      Judge Noel Ryan and the Bishop of Limerick, Dr Jeremiah Newman, have something peculiar in common. Both seem to be fascinated by the Muslim way of life, and to feel that there is something in it for our instruction.

      Dr Newman not long ago opined that the Muslim world was “way ahead of us”; apparently in the public deference paid to religion, and accredited teachers of religion. The judge, in giving judgment last week against Eileen Flynn, the schoolteacher who lost her job after she became pregnant by a married man with whom she was living, said: “In other places...

    • 46 UN Theater
      (pp. 280-284)

      Twenty million people are estimated to have died in wars since 1945, the year the United Nations was born. Why did the un notdosomething to prevent those wars?

      The question is misconceived. The United Nations cannot do anything, and never could. It is not an animate entity or agent. It is a place, a stage, a forum, and a shrine. It can be manipulated, just as the ancient shrine at Delphi used to be. It is also—and this has been its most useful function—a place to which powerful people can repair when they are fearful about...

    • 47 An Exalted Nationalism
      (pp. 285-288)

      Twenty-four years ago, in connection with the centenary of Yeats’s birth, I wrote an essay on Yeats’s politics under the titlePassion and Cunning(recently reprinted, in a collection with the same title).
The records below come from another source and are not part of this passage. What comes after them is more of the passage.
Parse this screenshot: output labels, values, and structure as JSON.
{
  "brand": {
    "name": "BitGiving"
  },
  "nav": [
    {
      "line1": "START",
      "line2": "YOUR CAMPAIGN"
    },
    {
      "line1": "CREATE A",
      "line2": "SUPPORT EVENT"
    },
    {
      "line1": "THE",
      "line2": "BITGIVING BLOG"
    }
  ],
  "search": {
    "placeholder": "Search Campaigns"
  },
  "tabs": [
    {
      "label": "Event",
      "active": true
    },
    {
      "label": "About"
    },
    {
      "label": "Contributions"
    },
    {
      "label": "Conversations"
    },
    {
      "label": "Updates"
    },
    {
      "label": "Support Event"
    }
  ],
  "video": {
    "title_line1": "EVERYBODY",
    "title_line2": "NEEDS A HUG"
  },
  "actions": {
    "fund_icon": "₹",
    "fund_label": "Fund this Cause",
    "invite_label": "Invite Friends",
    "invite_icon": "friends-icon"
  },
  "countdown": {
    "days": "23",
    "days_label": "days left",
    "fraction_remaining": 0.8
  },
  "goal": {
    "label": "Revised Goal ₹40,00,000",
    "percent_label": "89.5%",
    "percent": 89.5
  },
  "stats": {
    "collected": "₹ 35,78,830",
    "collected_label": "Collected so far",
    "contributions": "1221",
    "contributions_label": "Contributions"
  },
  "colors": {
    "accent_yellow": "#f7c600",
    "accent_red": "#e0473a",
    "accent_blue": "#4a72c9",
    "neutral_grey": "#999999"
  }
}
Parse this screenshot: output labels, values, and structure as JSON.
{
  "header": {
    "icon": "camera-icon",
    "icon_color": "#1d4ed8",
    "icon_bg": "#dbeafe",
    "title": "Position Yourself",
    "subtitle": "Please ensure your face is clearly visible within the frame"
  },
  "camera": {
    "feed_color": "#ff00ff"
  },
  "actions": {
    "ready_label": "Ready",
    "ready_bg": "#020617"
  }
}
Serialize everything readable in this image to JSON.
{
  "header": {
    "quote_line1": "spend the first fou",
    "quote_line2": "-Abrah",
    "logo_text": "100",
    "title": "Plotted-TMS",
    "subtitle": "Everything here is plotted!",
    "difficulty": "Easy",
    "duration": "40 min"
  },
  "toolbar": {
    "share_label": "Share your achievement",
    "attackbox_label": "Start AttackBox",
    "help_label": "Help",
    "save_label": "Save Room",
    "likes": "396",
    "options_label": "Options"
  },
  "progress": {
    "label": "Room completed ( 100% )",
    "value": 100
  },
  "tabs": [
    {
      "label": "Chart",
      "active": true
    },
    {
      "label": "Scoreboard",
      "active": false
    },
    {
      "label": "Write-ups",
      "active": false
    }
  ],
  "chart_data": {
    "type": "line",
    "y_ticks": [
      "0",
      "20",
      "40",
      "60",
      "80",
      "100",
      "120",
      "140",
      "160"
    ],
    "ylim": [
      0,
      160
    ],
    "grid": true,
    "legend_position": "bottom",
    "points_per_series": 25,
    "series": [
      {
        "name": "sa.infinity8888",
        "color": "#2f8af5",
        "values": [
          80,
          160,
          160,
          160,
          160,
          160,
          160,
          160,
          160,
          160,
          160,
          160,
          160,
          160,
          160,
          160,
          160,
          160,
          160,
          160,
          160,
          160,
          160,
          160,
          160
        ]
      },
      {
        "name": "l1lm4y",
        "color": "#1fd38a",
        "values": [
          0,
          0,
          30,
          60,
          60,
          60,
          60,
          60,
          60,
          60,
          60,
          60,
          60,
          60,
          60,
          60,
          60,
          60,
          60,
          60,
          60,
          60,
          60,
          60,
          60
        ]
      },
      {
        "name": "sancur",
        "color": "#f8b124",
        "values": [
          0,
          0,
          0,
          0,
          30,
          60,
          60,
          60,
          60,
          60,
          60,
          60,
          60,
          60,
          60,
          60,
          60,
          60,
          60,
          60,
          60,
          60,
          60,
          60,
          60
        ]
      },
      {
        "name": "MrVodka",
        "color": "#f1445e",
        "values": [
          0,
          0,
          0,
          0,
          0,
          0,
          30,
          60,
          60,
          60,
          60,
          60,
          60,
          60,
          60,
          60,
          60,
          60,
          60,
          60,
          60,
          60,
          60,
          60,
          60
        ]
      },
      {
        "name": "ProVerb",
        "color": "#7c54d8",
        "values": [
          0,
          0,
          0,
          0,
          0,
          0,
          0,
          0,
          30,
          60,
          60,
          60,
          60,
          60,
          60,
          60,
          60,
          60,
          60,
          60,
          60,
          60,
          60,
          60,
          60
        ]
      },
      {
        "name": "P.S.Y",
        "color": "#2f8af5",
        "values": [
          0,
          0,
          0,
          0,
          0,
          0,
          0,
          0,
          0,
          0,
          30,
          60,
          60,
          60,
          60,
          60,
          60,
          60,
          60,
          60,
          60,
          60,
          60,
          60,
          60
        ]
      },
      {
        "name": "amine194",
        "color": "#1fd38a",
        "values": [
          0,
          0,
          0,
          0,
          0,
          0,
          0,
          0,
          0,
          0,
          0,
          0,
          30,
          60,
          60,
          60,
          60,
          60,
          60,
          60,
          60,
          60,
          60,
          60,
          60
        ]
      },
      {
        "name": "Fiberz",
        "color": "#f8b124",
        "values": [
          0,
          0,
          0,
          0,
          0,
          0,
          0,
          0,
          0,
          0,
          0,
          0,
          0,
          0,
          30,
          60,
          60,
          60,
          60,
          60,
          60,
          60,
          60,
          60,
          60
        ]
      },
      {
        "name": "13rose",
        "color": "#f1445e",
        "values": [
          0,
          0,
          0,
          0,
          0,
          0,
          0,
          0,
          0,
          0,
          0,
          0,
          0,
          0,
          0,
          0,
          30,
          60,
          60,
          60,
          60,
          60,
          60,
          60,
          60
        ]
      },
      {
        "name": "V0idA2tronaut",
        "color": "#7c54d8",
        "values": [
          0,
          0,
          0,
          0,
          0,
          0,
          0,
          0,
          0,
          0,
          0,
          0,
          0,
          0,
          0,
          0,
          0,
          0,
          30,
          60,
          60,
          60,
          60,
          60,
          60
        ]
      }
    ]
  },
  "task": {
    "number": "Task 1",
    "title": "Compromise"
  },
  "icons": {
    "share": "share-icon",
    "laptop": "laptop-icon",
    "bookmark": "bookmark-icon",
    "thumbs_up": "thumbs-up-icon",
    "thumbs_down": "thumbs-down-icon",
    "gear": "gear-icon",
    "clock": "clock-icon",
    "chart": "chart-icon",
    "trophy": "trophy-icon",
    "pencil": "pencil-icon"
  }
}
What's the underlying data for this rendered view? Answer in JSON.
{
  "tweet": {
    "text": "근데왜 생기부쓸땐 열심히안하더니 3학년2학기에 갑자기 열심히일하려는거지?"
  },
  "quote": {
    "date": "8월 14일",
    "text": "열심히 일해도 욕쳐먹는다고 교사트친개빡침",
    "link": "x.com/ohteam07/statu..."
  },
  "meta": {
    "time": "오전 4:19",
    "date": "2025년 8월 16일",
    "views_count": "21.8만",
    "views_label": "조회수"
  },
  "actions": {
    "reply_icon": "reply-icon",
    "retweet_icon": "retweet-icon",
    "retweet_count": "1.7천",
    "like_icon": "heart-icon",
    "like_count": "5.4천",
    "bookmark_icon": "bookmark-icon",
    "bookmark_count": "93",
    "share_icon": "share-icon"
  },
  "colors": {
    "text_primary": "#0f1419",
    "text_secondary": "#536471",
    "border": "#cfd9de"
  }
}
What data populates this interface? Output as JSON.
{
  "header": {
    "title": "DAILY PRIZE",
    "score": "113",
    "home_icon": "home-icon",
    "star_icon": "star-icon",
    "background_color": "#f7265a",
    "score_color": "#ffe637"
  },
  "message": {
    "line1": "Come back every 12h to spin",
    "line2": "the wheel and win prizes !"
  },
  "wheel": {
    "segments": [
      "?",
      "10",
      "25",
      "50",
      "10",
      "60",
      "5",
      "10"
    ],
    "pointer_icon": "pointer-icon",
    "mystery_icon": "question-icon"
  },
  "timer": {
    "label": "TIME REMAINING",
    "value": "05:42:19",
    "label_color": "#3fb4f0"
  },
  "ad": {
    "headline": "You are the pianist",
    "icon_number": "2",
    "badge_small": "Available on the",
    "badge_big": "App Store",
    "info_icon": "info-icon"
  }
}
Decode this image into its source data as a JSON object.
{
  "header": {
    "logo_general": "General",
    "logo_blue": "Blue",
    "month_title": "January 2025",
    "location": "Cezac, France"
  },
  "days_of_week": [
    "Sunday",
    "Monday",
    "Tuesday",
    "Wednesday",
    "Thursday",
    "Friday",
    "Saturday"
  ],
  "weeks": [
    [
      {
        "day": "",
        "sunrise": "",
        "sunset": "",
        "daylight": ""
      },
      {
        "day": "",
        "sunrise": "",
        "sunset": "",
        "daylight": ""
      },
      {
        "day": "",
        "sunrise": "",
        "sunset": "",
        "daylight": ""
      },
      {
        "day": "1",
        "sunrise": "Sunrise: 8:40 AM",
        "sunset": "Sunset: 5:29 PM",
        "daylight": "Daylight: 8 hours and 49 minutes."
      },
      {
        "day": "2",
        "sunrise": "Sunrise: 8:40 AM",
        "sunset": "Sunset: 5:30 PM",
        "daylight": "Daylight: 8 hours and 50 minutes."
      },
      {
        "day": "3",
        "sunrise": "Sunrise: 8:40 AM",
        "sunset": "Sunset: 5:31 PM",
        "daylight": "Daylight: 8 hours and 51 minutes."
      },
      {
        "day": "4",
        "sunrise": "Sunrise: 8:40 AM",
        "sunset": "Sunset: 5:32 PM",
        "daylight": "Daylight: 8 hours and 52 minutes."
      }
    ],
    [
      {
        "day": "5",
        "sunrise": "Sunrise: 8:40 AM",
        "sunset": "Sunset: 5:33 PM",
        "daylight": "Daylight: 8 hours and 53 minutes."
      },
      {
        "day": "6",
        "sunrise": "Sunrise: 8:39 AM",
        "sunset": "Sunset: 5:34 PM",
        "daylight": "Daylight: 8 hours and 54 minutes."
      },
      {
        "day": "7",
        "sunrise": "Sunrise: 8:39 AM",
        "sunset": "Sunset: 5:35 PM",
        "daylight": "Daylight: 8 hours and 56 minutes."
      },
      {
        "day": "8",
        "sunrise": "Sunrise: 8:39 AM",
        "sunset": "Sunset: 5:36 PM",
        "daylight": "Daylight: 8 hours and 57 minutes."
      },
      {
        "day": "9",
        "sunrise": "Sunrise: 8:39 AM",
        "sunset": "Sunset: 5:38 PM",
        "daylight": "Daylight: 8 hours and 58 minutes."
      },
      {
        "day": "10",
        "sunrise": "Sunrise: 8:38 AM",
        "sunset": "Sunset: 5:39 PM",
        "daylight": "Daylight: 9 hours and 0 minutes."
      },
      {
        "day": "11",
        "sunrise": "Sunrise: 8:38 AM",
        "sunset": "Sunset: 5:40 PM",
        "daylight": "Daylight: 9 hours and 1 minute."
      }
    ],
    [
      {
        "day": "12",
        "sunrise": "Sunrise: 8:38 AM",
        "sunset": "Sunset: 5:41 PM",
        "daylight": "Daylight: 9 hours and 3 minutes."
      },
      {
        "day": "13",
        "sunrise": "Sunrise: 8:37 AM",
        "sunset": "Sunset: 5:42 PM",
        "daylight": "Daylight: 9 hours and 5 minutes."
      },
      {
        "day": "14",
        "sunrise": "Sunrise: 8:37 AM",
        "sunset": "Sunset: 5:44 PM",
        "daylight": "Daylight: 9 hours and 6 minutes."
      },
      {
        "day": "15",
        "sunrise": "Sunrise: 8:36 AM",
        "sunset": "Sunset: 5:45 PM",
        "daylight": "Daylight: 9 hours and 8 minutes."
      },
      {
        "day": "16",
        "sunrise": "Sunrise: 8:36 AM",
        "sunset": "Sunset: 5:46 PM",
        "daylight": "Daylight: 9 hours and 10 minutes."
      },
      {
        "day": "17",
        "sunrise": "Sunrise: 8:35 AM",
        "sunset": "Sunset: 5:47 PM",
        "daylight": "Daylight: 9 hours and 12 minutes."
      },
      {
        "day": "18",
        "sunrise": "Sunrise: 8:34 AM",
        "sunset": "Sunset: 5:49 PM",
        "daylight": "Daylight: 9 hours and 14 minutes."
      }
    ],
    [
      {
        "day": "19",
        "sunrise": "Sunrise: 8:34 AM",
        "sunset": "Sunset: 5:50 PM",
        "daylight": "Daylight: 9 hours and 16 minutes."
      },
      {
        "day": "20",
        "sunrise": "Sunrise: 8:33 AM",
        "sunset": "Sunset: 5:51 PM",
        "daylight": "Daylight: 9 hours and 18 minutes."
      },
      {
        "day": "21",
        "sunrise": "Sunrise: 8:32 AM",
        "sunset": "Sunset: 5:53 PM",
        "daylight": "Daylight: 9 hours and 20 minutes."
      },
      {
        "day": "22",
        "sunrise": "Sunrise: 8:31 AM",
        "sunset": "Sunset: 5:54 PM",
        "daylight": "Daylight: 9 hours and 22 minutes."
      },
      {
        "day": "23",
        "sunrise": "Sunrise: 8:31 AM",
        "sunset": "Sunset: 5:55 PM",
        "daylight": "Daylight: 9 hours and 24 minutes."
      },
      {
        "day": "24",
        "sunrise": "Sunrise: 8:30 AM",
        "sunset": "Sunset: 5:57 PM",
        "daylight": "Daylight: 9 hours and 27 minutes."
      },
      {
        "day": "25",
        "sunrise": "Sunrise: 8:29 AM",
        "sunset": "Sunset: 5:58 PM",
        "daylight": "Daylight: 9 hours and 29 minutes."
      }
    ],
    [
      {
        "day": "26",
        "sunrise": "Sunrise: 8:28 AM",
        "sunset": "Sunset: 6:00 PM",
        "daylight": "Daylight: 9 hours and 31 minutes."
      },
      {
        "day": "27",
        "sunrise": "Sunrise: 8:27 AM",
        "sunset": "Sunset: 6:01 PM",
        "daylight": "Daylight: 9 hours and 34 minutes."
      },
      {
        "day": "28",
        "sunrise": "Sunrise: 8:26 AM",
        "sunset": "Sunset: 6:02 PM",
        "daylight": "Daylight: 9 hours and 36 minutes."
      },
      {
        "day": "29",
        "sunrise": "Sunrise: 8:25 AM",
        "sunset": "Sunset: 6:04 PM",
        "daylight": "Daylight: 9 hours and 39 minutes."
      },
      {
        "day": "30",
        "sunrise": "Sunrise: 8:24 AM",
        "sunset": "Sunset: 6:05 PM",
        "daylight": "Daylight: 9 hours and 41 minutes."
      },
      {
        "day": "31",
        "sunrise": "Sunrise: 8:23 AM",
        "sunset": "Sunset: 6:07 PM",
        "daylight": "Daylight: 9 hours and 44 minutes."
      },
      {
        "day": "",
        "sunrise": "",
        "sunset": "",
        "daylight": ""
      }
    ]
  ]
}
      Today, on the fiftieth anniversary of Yeats’s death, I should like to return to the same subject, but looking at it this time from a significantly different angle.

      In 1965, what interested me most about Yeats’s politics was his intermittent, but potent and recurring, attraction towards fascism. Today what interests me most is his propensity—also intermittent, but potent and recurring—to exalted (or manic) Irish nationalism,...

    • 48 A Vindication of Edmund Burke
      (pp. 289-303)

      On November 1, 1790, Edmund Burke’s most famous book,Reflections on the Revolution in France, was published. It is important to get the title right. The book is often referred to asReflections on the French Revolution. The book’s real title adequately reveals Burke’s intentions. Burke’s point, in wording the title as he did, was that this was not just a “French Revolution” but a general revolution begun in France but likely to spread to other countries, as indeed it began to do, through military expansion, less than two years after the publication of theReflections.

      But already well before...

    • 49 Pride in the Language
      (pp. 304-306)

      The Cultural Capital of Europe did not distinguish itself last week. On Saturday last, a day of brilliant sunshine, the Memorial Service for Sean O’Faolain was held at St. Joseph’s Church, Glasthule.

      Sean O’Faolain, who died at the age of 91, could aptly (though not elegantly) be described as the Grand Old Man of Irish Letters. If a writer of comparable distinction, belonging to any other nation, were being commemorated in the national capital, the Memorial Service would have been crowded with representatives of the nation’s entire Establishment.

      That applies to every other nation in the European Community (with the...

    • 50 Your Lordships: An Open Letter to the Irish Catholic Hierarchy
      (pp. 307-310)

      Your lordships have never before been subjected to an Open Letter. The publication of this one, here, is a sign of the times, which you will do well to ponder.

      An Open Letter is a statement in which a writer, believing himself (or herself) to speak for a number of citizens, addresses the representatives of a powerful institution, deemed to have abused its power. The archetype of the Open Letter is Emile Zola’s letter to the President of the French Republic on 13 January, 1898, published under a title which became famous:J’accuse!

      Zola was protesting against the persecution of...

  5. Bibliography
    (pp. 311-352)
  6. Index
    (pp. 353-356)